After more than three years of debate over the joint Cargo Agent Modernization Program (CAMP) to better define the roles of each party, both IATA and FIATA have recently made some progress, including a recognition by IATA that forwarders will no longer be considered mere “agents” of air carriers and are now “principals” that can work independently with shippers as customers of the airlines.
The remaining roadblock in the CAMP discussion is IATA’s Cargo Accounts Settlement System (CASS), which makes the payment system between both groups more efficient and eliminates the cumbersome need for forwarders and cargo carriers to sign bilateral deals. IATA wants CASS to be the mandatory global standards system, but many forwarders – especially small- to medium-sized ones – have objected, saying they have no say over how the IATA-created payment system is implemented.
“Forwarders seem to appreciate the efficiency that a collective billing and remittance platform affords,” said FIATA in a prepared statement. “It is, however, FIATA’s view that a forwarder’s decision whether to sign up to the CASS Participation Agreement with IATA should be made independently by each individual operator, and not be mandated by the FIATA/IATA agreement as a condition to participate.”
Rudi Sagel, chairman of FIATA’s Airfreight Institute, said the group’s constituents want a program “based on the independence of each party in contract, allowing participants a reasonable freedom of choice on how they wish to handle their financial arrangements, either individually, bilaterally or multilaterally.” Recognizing such an arrangement, he added, “would bring IATA’s CASS up to a level that modern technology allows today and obviously was not available in the past.”
During a recent press conference following talks with FIATA, Glyn Hughes, IATA’s global head of cargo, remained upbeat. “We have concluded what we feel is the bulk of a really valuable discussion,” he said, adding that, “we have not agreed on everything as that would be unrealistic because we represent different constituency groups.”

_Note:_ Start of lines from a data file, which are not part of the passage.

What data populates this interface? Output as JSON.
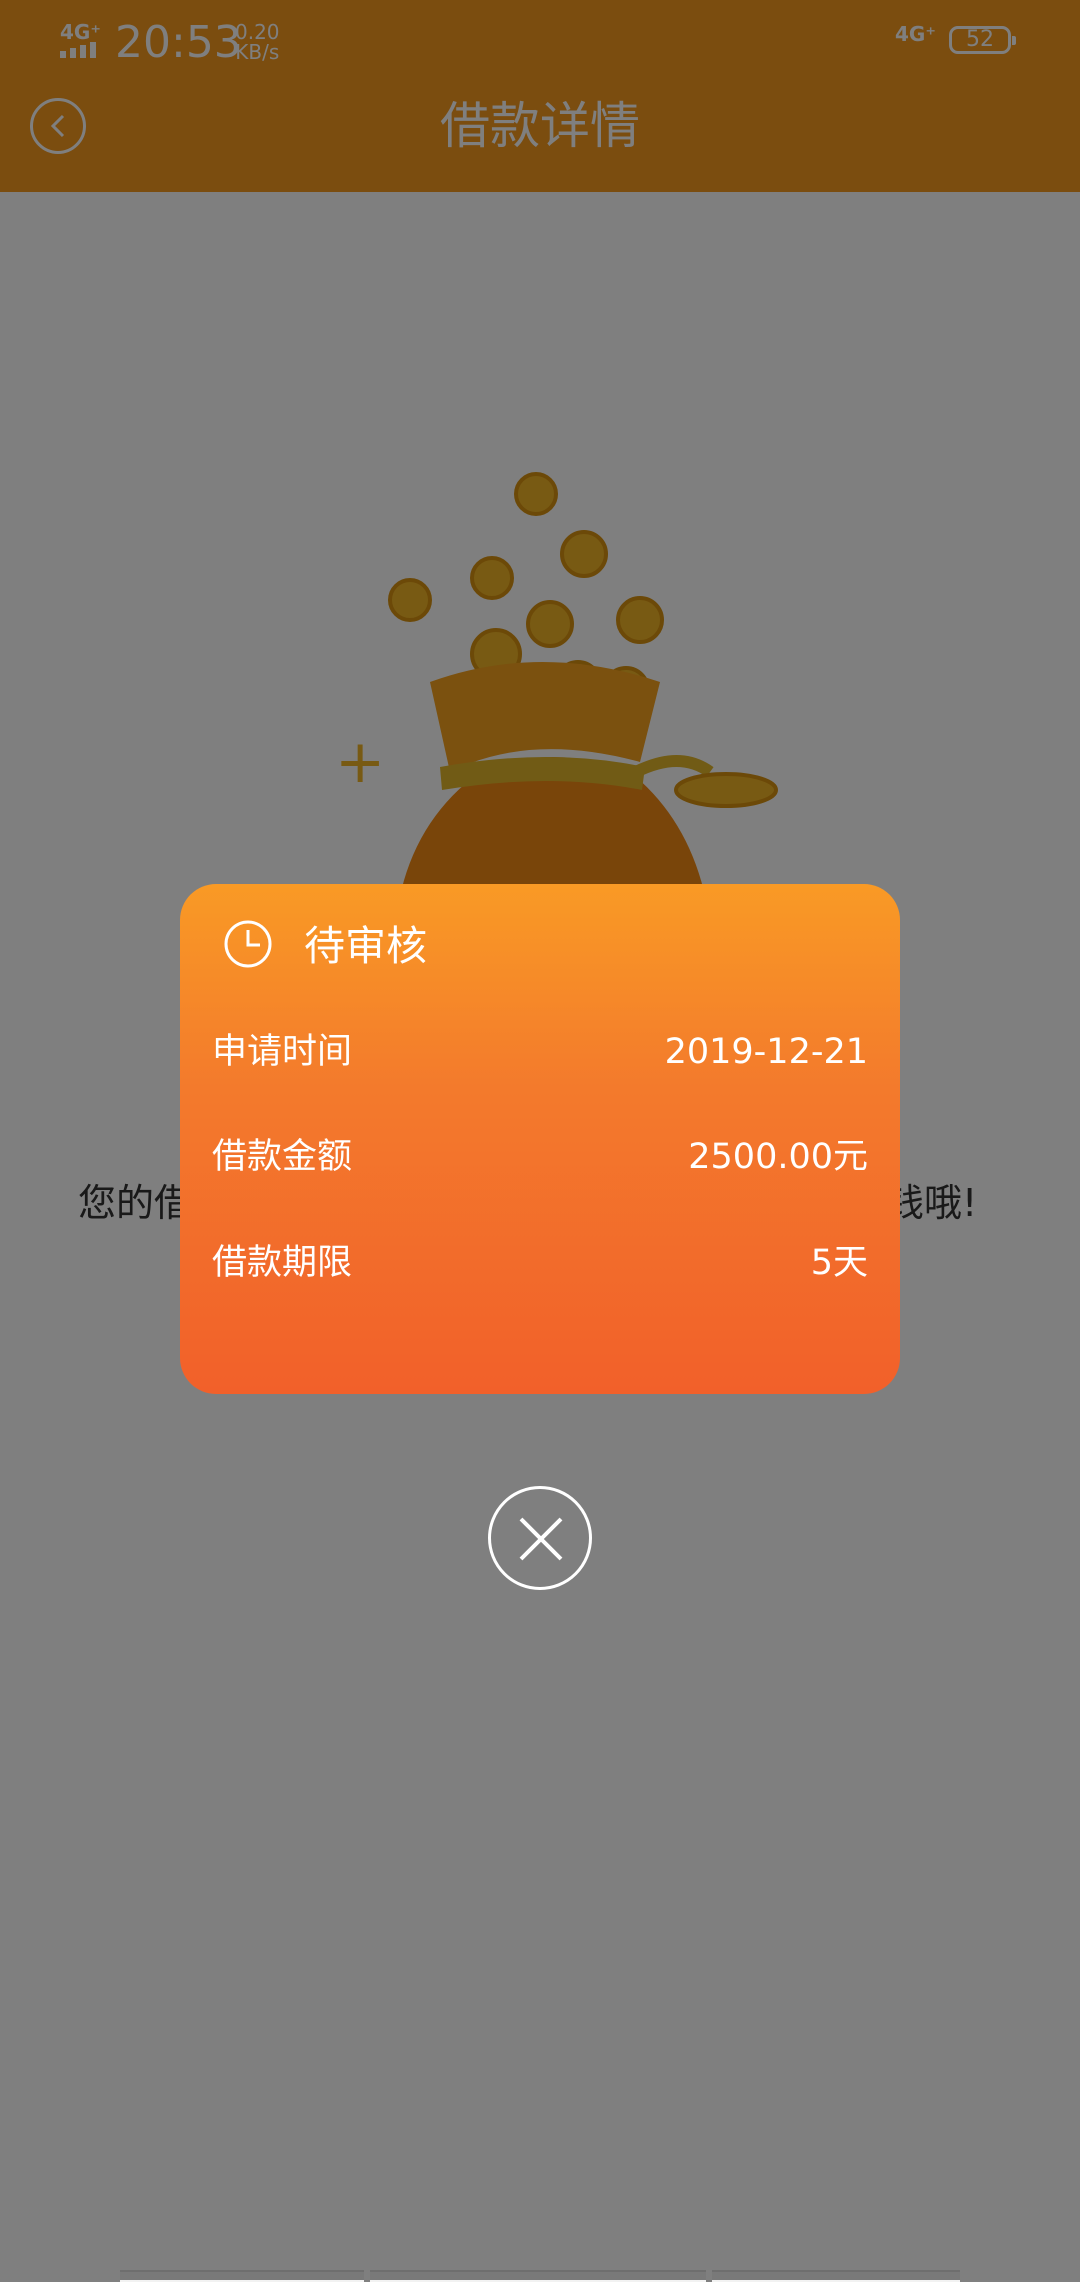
{
  "status_bar": {
    "network_left": "4G⁺",
    "time": "20:53",
    "speed_value": "0.20",
    "speed_unit": "KB/s",
    "network_right": "4G⁺",
    "battery": "52"
  },
  "nav": {
    "back_icon": "chevron-left-icon",
    "title": "借款详情"
  },
  "body": {
    "illustration_icon": "money-bag-icon",
    "message_left": "您的借",
    "message_right": "钱哦!"
  },
  "modal": {
    "status_icon": "clock-icon",
    "status_title": "待审核",
    "rows": [
      {
        "label": "申请时间",
        "value": "2019-12-21"
      },
      {
        "label": "借款金额",
        "value": "2500.00元"
      },
      {
        "label": "借款期限",
        "value": "5天"
      }
    ],
    "close_icon": "close-icon"
  },
  "colors": {
    "brand_orange": "#f79a1f",
    "modal_gradient_top": "#f99a25",
    "modal_gradient_bottom": "#f2602a"
  }
}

While both groups will move forward on implementing portions of CAMP that have been mutually agreed up, each will take part in internal discussion over the New Year’s break to find a way to hammer out an agreement over the CASS debate.